**DATA UNDER STUDY**
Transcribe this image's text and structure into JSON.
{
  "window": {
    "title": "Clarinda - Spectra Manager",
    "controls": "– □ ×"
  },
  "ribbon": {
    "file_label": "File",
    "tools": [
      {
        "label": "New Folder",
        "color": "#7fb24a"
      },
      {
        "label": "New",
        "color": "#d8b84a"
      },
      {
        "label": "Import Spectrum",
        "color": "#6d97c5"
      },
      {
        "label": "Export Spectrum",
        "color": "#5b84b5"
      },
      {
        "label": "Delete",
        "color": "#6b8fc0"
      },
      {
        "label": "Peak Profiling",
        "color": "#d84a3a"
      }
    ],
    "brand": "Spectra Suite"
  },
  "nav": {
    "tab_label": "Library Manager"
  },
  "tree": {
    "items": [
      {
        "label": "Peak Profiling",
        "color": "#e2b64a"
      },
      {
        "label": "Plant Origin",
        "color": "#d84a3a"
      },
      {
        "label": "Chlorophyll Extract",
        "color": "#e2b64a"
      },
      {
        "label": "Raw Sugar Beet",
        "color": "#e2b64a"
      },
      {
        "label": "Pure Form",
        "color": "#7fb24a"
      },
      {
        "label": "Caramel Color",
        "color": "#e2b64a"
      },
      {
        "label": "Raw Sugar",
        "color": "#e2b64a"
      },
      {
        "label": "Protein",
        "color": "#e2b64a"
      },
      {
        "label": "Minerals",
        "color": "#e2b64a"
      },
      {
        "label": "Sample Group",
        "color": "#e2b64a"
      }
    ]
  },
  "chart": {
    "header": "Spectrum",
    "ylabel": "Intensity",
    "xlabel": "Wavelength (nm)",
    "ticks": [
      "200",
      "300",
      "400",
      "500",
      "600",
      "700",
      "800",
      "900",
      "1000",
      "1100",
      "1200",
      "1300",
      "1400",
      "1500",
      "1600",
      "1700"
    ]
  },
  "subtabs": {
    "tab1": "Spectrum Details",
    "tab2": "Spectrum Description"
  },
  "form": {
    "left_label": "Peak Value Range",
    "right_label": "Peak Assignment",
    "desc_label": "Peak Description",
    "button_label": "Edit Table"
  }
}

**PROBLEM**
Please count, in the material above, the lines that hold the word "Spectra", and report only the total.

**THE COMPLETED TASK**
2